The chapter deliberates on the primary issues and challenges that scholars face when undertaking international human resource development research. In so doing, the chapter articulates the importance of improving the comprehensiveness and sophistication of the research design and data analysis so as to move our understanding of international human resource development forward in a more robust manner. The focus of the chapter is on quantitative methods, which somewhat surprisingly appears to be less common in this area. This may reflect the relatively recent nature of the field that has seen a more exploratory and qualitative approach dominant. In anticipation of researchers engaging in increased theory testing the chapter focuses on three key areas of conducting valid and reliable quantitative studies, namely, the development of equivalent measures for comparative research; the development of appropriate sampling frames; and the administration of surveys.
Anthony McDonnell, Hugh Scullion and Jonathan Lavelle
Agnieszka Skuza, Anthony McDonnell and Hugh Scullion
Anthony McDonnell, Stefan Jooss and Hugh Scullion

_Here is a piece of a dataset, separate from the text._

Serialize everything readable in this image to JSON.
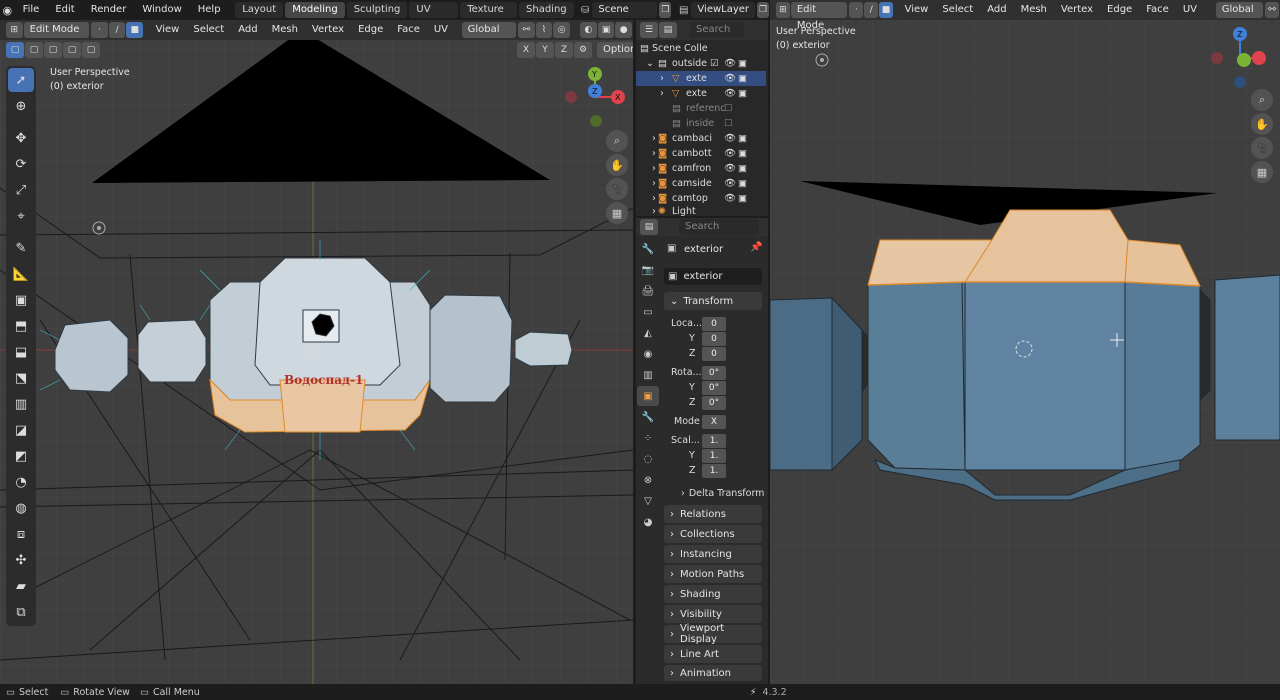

This case examines several key issues and challenges faced by a European-owned, building materials sector multinational enterprise (MNE) that has grown rapidly over the past four decades based largely on an international strategy of cross-border acquisitions. The case highlights links between the business strategy and global talent management and, more particularly, the role of the corporate human resource (HR) function in the context of a company with a culture committed to delivering superior performance through a highly decentralised approach to managing international business operations. The case illustrates some of the complexity of global staffing and talent management issues in developed markets and also in the emerging markets of Central and Eastern Europe (CEE) and Asia. The talent management challenges are arguably more acute in these regions due to greater cultural and institutional differences, which results in a particular demand for a distinctive type of managerial talent which can operate effectively in these culturally complex and geographically distant markets (Skuza et al., 2013).
David G. Collings, Anthony McDonnell and John McMackin
This chapter evaluates the literature on talent management and establishes key trends in the research. It differentiates research that treats talent as a subject (where every individual’s strengths should be harnessed for the organisation’s benefit, the motivational effects associated with being classified as talent, and the attention that must therefore be given to the role of objective, fair, and transparent processes of identification), and research that treats talent as an object (where attention is given to the ability, competence, performance, and behaviours of a subset of the workforce that makes them comparatively more important than everyone else in terms of the value they add to corporate performance). It argues that by looking at the interplay between critical roles and talent in isolation, we can avoid the limitations of early research that segmented employees. It identifies three trends that will drive the talent agenda: the interface of talent management and performance management; the importance of context in talent management research; and how to engage this talent and maximise their contribution and rewards for sustainable organisation performance.